Hurricane Sandy didn’t make things better, but the erasure was already underway. It was underway when the H-tract turned into the Borgata, when Trump’s casinos changed names and capitalization faster than he changed hairpieces, when the millions of redevelopment dollars didn’t result in any new development.

But I am a believer in the words of our state poet laureate and keeper of the flame, the true Boss of the 20th century, who has always found a way to balance the white space and the darkness on the edge of town:

Well now, everything dies, baby, that’s a fact
But maybe everything that dies someday comes back
Put your makeup on, fix your hair up pretty
And meet me tonight in Atlantic City

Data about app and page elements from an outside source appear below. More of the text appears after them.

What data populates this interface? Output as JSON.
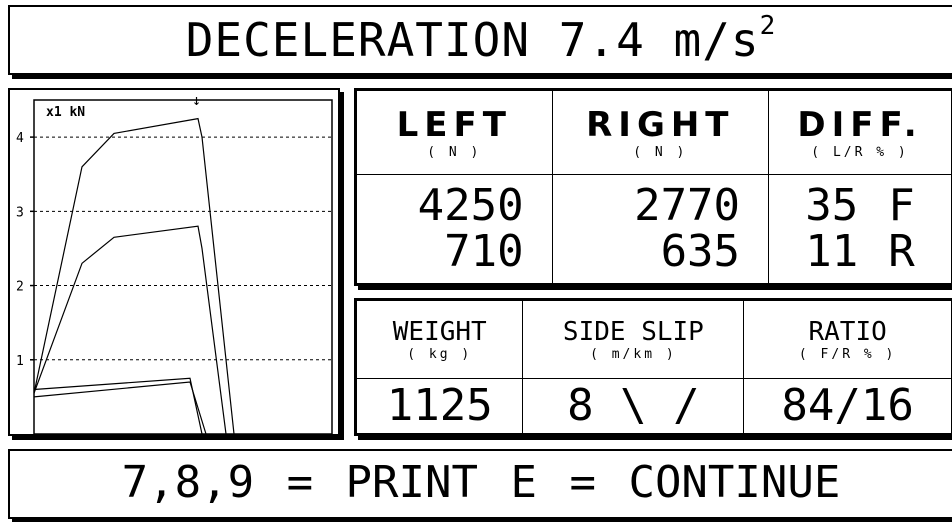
{
  "header": {
    "title": "DECELERATION 7.4 m/s",
    "superscript": "2"
  },
  "chart_data": {
    "type": "line",
    "ylabel": "x1 kN",
    "yticks": [
      "1",
      "2",
      "3",
      "4"
    ],
    "ylim": [
      0,
      4.5
    ],
    "marker": "↓",
    "grid": true,
    "series": [
      {
        "points": [
          [
            0,
            0.55
          ],
          [
            0.6,
            3.6
          ],
          [
            1,
            4.05
          ],
          [
            2.05,
            4.25
          ],
          [
            2.1,
            4.0
          ],
          [
            2.5,
            0
          ]
        ]
      },
      {
        "points": [
          [
            0,
            0.55
          ],
          [
            0.6,
            2.3
          ],
          [
            1,
            2.65
          ],
          [
            2.05,
            2.8
          ],
          [
            2.1,
            2.5
          ],
          [
            2.4,
            0
          ]
        ]
      },
      {
        "points": [
          [
            0,
            0.6
          ],
          [
            1.95,
            0.75
          ],
          [
            2.1,
            0
          ]
        ]
      },
      {
        "points": [
          [
            0,
            0.5
          ],
          [
            1.95,
            0.7
          ],
          [
            2.15,
            0
          ]
        ]
      }
    ]
  },
  "forces": {
    "left": {
      "label": "LEFT",
      "unit": "( N )",
      "v1": "4250",
      "v2": "710"
    },
    "right": {
      "label": "RIGHT",
      "unit": "( N )",
      "v1": "2770",
      "v2": "635"
    },
    "diff": {
      "label": "DIFF.",
      "unit": "( L/R % )",
      "v1": "35",
      "s1": "F",
      "v2": "11",
      "s2": "R"
    }
  },
  "info": {
    "weight": {
      "label": "WEIGHT",
      "unit": "( kg )",
      "value": "1125"
    },
    "side_slip": {
      "label": "SIDE SLIP",
      "unit": "( m/km )",
      "value": "8 \\ /"
    },
    "ratio": {
      "label": "RATIO",
      "unit": "( F/R % )",
      "value": "84/16"
    }
  },
  "footer": {
    "text": "7,8,9 = PRINT   E = CONTINUE"
  }
}
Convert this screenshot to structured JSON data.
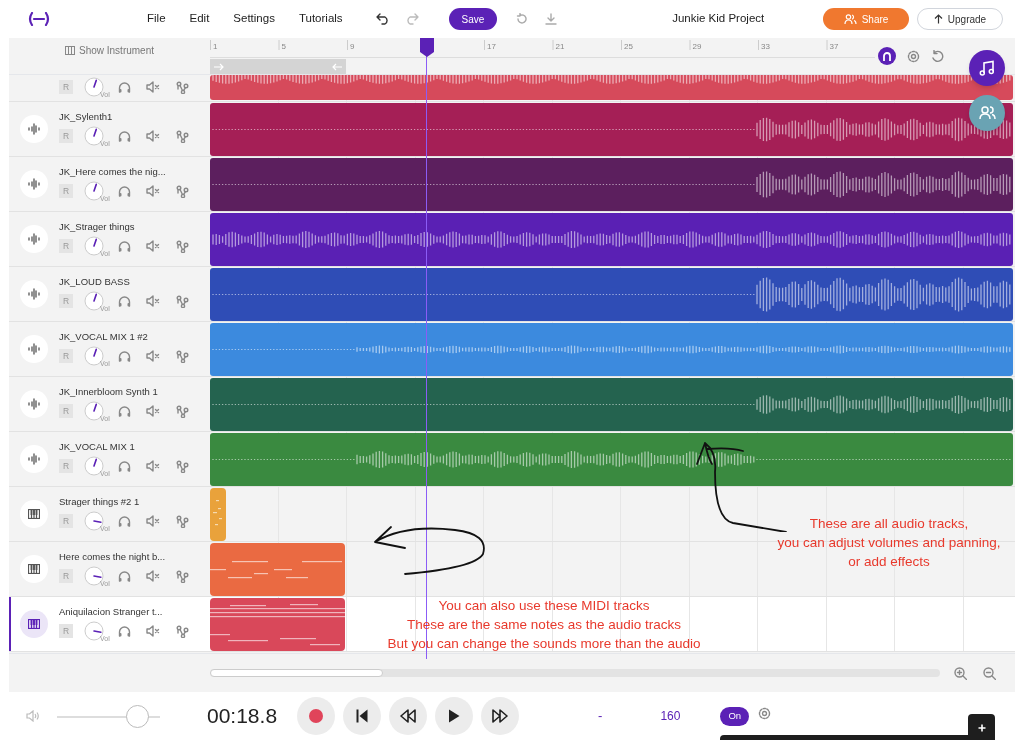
{
  "app_bar": {
    "menu": [
      "File",
      "Edit",
      "Settings",
      "Tutorials"
    ],
    "save_label": "Save",
    "project_title": "Junkie Kid Project",
    "share_label": "Share",
    "upgrade_label": "Upgrade"
  },
  "timeline": {
    "show_instrument_label": "Show Instrument",
    "ruler_labels": [
      "1",
      "5",
      "9",
      "17",
      "21",
      "25",
      "29",
      "33",
      "37"
    ]
  },
  "tracks": [
    {
      "kind": "audio",
      "record_label": "R",
      "vol_label": "Vol",
      "level": 0.57,
      "color": "#d64a5b",
      "selected": false
    },
    {
      "kind": "audio",
      "name": "JK_Sylenth1",
      "record_label": "R",
      "vol_label": "Vol",
      "level": 0.57,
      "color": "#a51f56",
      "selected": false
    },
    {
      "kind": "audio",
      "name": "JK_Here comes the nig...",
      "record_label": "R",
      "vol_label": "Vol",
      "level": 0.57,
      "color": "#5c1f5e",
      "selected": false
    },
    {
      "kind": "audio",
      "name": "JK_Strager things",
      "record_label": "R",
      "vol_label": "Vol",
      "level": 0.57,
      "color": "#5a20b4",
      "selected": false
    },
    {
      "kind": "audio",
      "name": "JK_LOUD BASS",
      "record_label": "R",
      "vol_label": "Vol",
      "level": 0.57,
      "color": "#2f4db6",
      "selected": false
    },
    {
      "kind": "audio",
      "name": "JK_VOCAL MIX 1 #2",
      "record_label": "R",
      "vol_label": "Vol",
      "level": 0.57,
      "color": "#3c8ade",
      "selected": false
    },
    {
      "kind": "audio",
      "name": "JK_Innerbloom Synth 1",
      "record_label": "R",
      "vol_label": "Vol",
      "level": 0.57,
      "color": "#24634f",
      "selected": false
    },
    {
      "kind": "audio",
      "name": "JK_VOCAL MIX 1",
      "record_label": "R",
      "vol_label": "Vol",
      "level": 0.57,
      "color": "#3a8a40",
      "selected": false
    },
    {
      "kind": "midi",
      "name": "Strager things #2 1",
      "record_label": "R",
      "vol_label": "Vol",
      "level": 0.87,
      "color": "#e9a23b",
      "selected": false
    },
    {
      "kind": "midi",
      "name": "Here comes the night b...",
      "record_label": "R",
      "vol_label": "Vol",
      "level": 0.87,
      "color": "#ea6a42",
      "selected": false
    },
    {
      "kind": "midi",
      "name": "Aniquilacion Stranger t...",
      "record_label": "R",
      "vol_label": "Vol",
      "level": 0.87,
      "color": "#d9485a",
      "selected": true
    }
  ],
  "annotations": [
    {
      "text": "These are all audio tracks,\nyou can adjust volumes and panning,\nor add effects"
    },
    {
      "text": "You can also use these MIDI tracks\nThese are the same notes as the audio tracks\nBut you can change the sounds more than the audio"
    }
  ],
  "transport": {
    "master_volume": {
      "level": 0.78
    },
    "time": "00:18.8",
    "key": "-",
    "tempo": "160",
    "metronome": {
      "label": "On",
      "on": true
    }
  }
}
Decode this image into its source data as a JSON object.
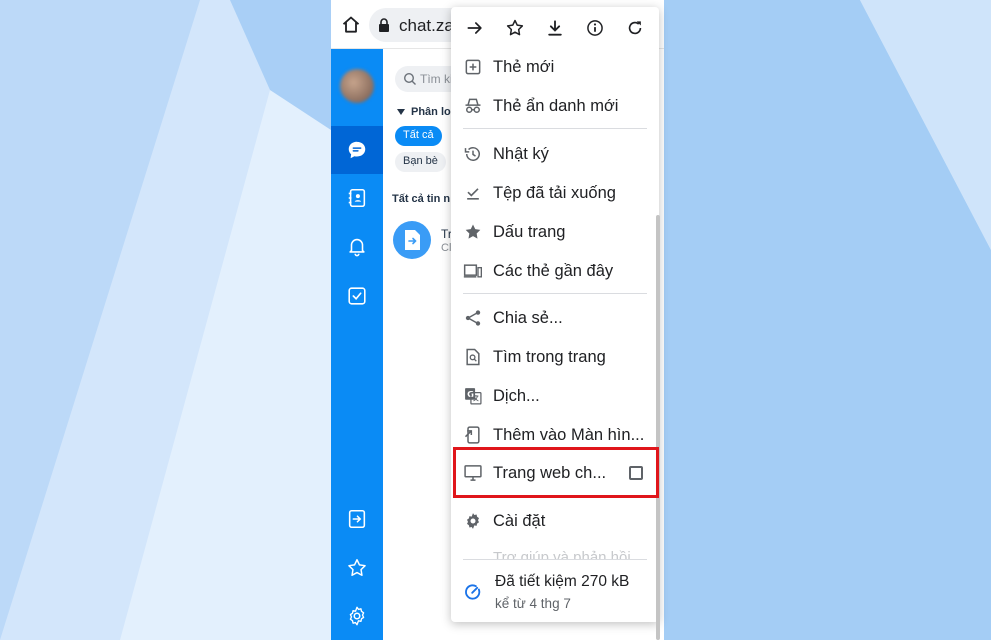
{
  "browser": {
    "url": "chat.za",
    "toolbar": [
      "forward-icon",
      "bookmark-star-icon",
      "download-icon",
      "info-icon",
      "reload-icon"
    ]
  },
  "app": {
    "search_placeholder": "Tìm ki",
    "filter_label": "Phân loạ",
    "chips": {
      "all": "Tất cả",
      "friends": "Bạn bè"
    },
    "section_title": "Tất cả tin n",
    "conversation": {
      "title": "Tr",
      "subtitle": "Cl"
    },
    "sidebar_icons": [
      "chat-icon",
      "contacts-icon",
      "bell-icon",
      "todo-icon",
      "file-transfer-icon",
      "star-icon",
      "settings-icon"
    ]
  },
  "menu": {
    "items": [
      {
        "label": "Thẻ mới",
        "icon": "new-tab-icon"
      },
      {
        "label": "Thẻ ẩn danh mới",
        "icon": "incognito-icon"
      },
      {
        "label": "Nhật ký",
        "icon": "history-icon"
      },
      {
        "label": "Tệp đã tải xuống",
        "icon": "downloads-icon"
      },
      {
        "label": "Dấu trang",
        "icon": "bookmarks-icon"
      },
      {
        "label": "Các thẻ gần đây",
        "icon": "recent-tabs-icon"
      },
      {
        "label": "Chia sẻ...",
        "icon": "share-icon"
      },
      {
        "label": "Tìm trong trang",
        "icon": "find-in-page-icon"
      },
      {
        "label": "Dịch...",
        "icon": "translate-icon"
      },
      {
        "label": "Thêm vào Màn hìn...",
        "icon": "add-to-home-icon"
      },
      {
        "label": "Trang web ch...",
        "icon": "desktop-site-icon"
      },
      {
        "label": "Cài đặt",
        "icon": "settings-icon"
      }
    ],
    "faded_item": "Trợ giúp và phản hồi",
    "savings": {
      "main": "Đã tiết kiệm 270 kB",
      "sub": "kể từ 4 thg 7"
    },
    "highlight_color": "#e0161b"
  }
}
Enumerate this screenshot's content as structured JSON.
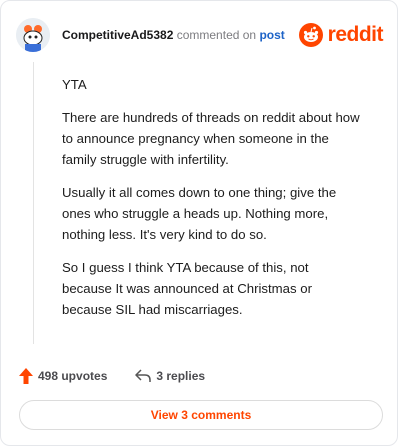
{
  "comment": {
    "username": "CompetitiveAd5382",
    "commented_on_text": "commented on",
    "post_link": "post",
    "brand": "reddit",
    "paragraphs": [
      "YTA",
      "There are hundreds of threads on reddit about how to announce pregnancy when someone in the family struggle with infertility.",
      "Usually it all comes down to one thing; give the ones who struggle a heads up. Nothing more, nothing less. It's very kind to do so.",
      "So I guess I think YTA because of this, not because It was announced at Christmas or because SIL had miscarriages."
    ],
    "upvotes": "498 upvotes",
    "replies": "3 replies",
    "view_button": "View 3 comments"
  },
  "colors": {
    "brand": "#ff4500",
    "link": "#1d63c7"
  },
  "icons": [
    "avatar",
    "reddit-logo-icon",
    "upvote-arrow-icon",
    "reply-arrow-icon"
  ]
}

When there are places to meet, and reasons to dress up, Atlantic City will fill in the space around the casinos and institutions like the White House, Formica Brothers and the Knife & Fork, and become not just a city but a destination again. Maybe it means turning Bader Field into something other than a grass-riddled patch of tarmac for concerts; maybe it means getting large-scale financial investment and real estate development to deal with the abandoned and damaged houses; maybe it means attracting small businesses and non-seasonal ventures to the shore. It’s a challenge, but white space is meant to be filled in.